▸ **WORK TO BE COMPLETED**
Leave no line out; reproduce the listing exactly.

──────── SOURCE DATA

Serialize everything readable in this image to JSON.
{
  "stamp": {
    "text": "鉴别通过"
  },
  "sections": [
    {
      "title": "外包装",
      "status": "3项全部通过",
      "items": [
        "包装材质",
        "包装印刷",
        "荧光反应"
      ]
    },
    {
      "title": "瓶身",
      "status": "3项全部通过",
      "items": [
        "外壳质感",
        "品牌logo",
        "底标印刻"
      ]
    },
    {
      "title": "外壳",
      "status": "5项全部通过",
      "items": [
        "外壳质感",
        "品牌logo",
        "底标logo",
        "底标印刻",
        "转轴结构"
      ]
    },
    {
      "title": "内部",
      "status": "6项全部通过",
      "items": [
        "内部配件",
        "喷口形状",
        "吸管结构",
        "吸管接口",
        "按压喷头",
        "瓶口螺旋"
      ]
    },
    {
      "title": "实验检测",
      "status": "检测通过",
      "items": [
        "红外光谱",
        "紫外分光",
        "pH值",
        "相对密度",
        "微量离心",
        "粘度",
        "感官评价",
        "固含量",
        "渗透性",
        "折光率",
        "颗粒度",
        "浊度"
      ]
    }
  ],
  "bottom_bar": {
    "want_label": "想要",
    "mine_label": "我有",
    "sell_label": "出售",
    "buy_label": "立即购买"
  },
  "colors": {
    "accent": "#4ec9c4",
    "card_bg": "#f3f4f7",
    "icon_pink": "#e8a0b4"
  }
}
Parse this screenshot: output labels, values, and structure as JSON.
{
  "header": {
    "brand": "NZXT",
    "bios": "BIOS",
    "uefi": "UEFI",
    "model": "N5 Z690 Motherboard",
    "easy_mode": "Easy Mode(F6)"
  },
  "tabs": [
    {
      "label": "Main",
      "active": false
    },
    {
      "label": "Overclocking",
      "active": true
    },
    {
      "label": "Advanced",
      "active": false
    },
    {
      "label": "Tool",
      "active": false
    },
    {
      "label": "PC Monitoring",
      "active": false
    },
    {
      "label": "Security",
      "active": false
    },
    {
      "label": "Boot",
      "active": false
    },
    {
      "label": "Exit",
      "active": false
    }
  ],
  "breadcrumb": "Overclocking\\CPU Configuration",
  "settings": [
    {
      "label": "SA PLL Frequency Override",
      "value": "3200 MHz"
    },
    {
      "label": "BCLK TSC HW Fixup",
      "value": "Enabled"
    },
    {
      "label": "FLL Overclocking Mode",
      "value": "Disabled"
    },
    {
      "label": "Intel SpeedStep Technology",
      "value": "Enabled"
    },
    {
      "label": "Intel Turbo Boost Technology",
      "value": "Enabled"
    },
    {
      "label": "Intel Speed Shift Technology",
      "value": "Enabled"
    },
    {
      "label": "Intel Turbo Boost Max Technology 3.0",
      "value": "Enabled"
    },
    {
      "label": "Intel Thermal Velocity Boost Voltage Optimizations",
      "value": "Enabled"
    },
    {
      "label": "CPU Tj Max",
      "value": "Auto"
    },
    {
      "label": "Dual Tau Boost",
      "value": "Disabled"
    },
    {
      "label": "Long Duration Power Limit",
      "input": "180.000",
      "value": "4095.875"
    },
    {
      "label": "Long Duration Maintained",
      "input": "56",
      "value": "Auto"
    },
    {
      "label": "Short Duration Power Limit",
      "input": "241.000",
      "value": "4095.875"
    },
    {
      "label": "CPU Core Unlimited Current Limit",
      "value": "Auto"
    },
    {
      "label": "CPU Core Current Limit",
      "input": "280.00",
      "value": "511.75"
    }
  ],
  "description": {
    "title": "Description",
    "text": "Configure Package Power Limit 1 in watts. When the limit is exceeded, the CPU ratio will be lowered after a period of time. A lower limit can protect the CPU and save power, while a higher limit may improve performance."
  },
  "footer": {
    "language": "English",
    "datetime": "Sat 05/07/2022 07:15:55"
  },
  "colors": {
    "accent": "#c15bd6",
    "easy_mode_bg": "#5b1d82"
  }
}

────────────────

▸ **EXERCISE OUTPUT**
Serialize everything readable in this image to JSON.
{
  "stamp": {
    "text": "鉴别通过"
  },
  "sections": [
    {
      "title": "外包装",
      "status": "3项全部通过",
      "items": [
        "包装材质",
        "包装印刷",
        "荧光反应"
      ]
    },
    {
      "title": "瓶身",
      "status": "3项全部通过",
      "items": [
        "外壳质感",
        "品牌logo",
        "底标印刻"
      ]
    },
    {
      "title": "外壳",
      "status": "5项全部通过",
      "items": [
        "外壳质感",
        "品牌logo",
        "底标logo",
        "底标印刻",
        "转轴结构"
      ]
    },
    {
      "title": "内部",
      "status": "6项全部通过",
      "items": [
        "内部配件",
        "喷口形状",
        "吸管结构",
        "吸管接口",
        "按压喷头",
        "瓶口螺旋"
      ]
    },
    {
      "title": "实验检测",
      "status": "检测通过",
      "items": [
        "红外光谱",
        "紫外分光",
        "pH值",
        "相对密度",
        "微量离心",
        "粘度",
        "感官评价",
        "固含量",
        "渗透性",
        "折光率",
        "颗粒度",
        "浊度"
      ]
    }
  ],
  "bottom_bar": {
    "want_label": "想要",
    "mine_label": "我有",
    "sell_label": "出售",
    "buy_label": "立即购买"
  },
  "colors": {
    "accent": "#4ec9c4",
    "card_bg": "#f3f4f7",
    "icon_pink": "#e8a0b4"
  }
}
Parse this screenshot: output labels, values, and structure as JSON.
{
  "header": {
    "brand": "NZXT",
    "bios": "BIOS",
    "uefi": "UEFI",
    "model": "N5 Z690 Motherboard",
    "easy_mode": "Easy Mode(F6)"
  },
  "tabs": [
    {
      "label": "Main",
      "active": false
    },
    {
      "label": "Overclocking",
      "active": true
    },
    {
      "label": "Advanced",
      "active": false
    },
    {
      "label": "Tool",
      "active": false
    },
    {
      "label": "PC Monitoring",
      "active": false
    },
    {
      "label": "Security",
      "active": false
    },
    {
      "label": "Boot",
      "active": false
    },
    {
      "label": "Exit",
      "active": false
    }
  ],
  "breadcrumb": "Overclocking\\CPU Configuration",
  "settings": [
    {
      "label": "SA PLL Frequency Override",
      "value": "3200 MHz"
    },
    {
      "label": "BCLK TSC HW Fixup",
      "value": "Enabled"
    },
    {
      "label": "FLL Overclocking Mode",
      "value": "Disabled"
    },
    {
      "label": "Intel SpeedStep Technology",
      "value": "Enabled"
    },
    {
      "label": "Intel Turbo Boost Technology",
      "value": "Enabled"
    },
    {
      "label": "Intel Speed Shift Technology",
      "value": "Enabled"
    },
    {
      "label": "Intel Turbo Boost Max Technology 3.0",
      "value": "Enabled"
    },
    {
      "label": "Intel Thermal Velocity Boost Voltage Optimizations",
      "value": "Enabled"
    },
    {
      "label": "CPU Tj Max",
      "value": "Auto"
    },
    {
      "label": "Dual Tau Boost",
      "value": "Disabled"
    },
    {
      "label": "Long Duration Power Limit",
      "input": "180.000",
      "value": "4095.875"
    },
    {
      "label": "Long Duration Maintained",
      "input": "56",
      "value": "Auto"
    },
    {
      "label": "Short Duration Power Limit",
      "input": "241.000",
      "value": "4095.875"
    },
    {
      "label": "CPU Core Unlimited Current Limit",
      "value": "Auto"
    },
    {
      "label": "CPU Core Current Limit",
      "input": "280.00",
      "value": "511.75"
    }
  ],
  "description": {
    "title": "Description",
    "text": "Configure Package Power Limit 1 in watts. When the limit is exceeded, the CPU ratio will be lowered after a period of time. A lower limit can protect the CPU and save power, while a higher limit may improve performance."
  },
  "footer": {
    "language": "English",
    "datetime": "Sat 05/07/2022 07:15:55"
  },
  "colors": {
    "accent": "#c15bd6",
    "easy_mode_bg": "#5b1d82"
  }
}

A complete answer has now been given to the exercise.